Apprenticed to a printmaker in Boston, he soon became famous for his paintings of ships and sunsets. He decided to go back home. On a peninsula called Duncan’s Point in Gloucester, he designed and built his own home. He didn’t like the name Fitz Hugh and with some difficulty had it changed legally to Fitz Henry. So in catalogs or museum signs he’s sometimes called that. He was well-known and loved in Gloucester.
Fitz Hugh had a very close friend, all his life, Joseph Stevens, who was from an old Gloucester family. The story’s told that one day, when they were boys, Joseph Stevens rigged up a special contraption of ropes and pulleys to lift Fitz Hugh high up in the masts and rigging of a ship, so he could look out at the harbor.* Fitz Hugh died in Joseph Stevens’ house, with Joseph Stevens at his bedside.
– from Crawley’s Lives of The Heroes Of Boston (1958), which I cannot recommend highly enough. Get yourself the reissued 1998 paperback for like a dollar on Amazon.
Once in winter I drove up to Gloucester to the Cape Ann Museum (got the top picture from their website) to view the Fitz Hugh Lanes.** On the streets of Gloucester with the wind I was as cold as I can ever remember being.
Fitz Hugh Lanes: good name for a Gloucester bowling alley.
*Crawley notes here that he is citing John Wilmerding‘s book Fitz Hugh Lane.

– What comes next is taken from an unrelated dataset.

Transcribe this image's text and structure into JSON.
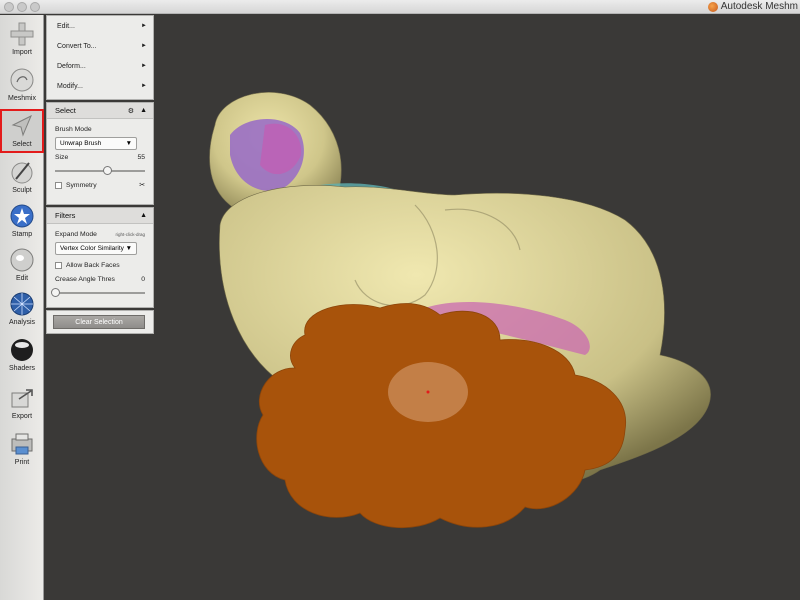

Crawley always acknowledges, often at tedious length, that he has done no scholarship of his own and relies on the work of others.
** Much like the Scottish guy Indiana Jones pretends to be in “Last Crusade” drives up to the castle “to view the tapestries.”
The Exhumation of the Mastodon 1805-1808:
The wheel pictured reminded one correspondent of The Falkirk Wheel:
“To Peale, the behavior of animals served as a model for a moral, productive, and socially harmonious society,” says Wikipedia, citing David R. Bingham in the Huntington Library Quarterly.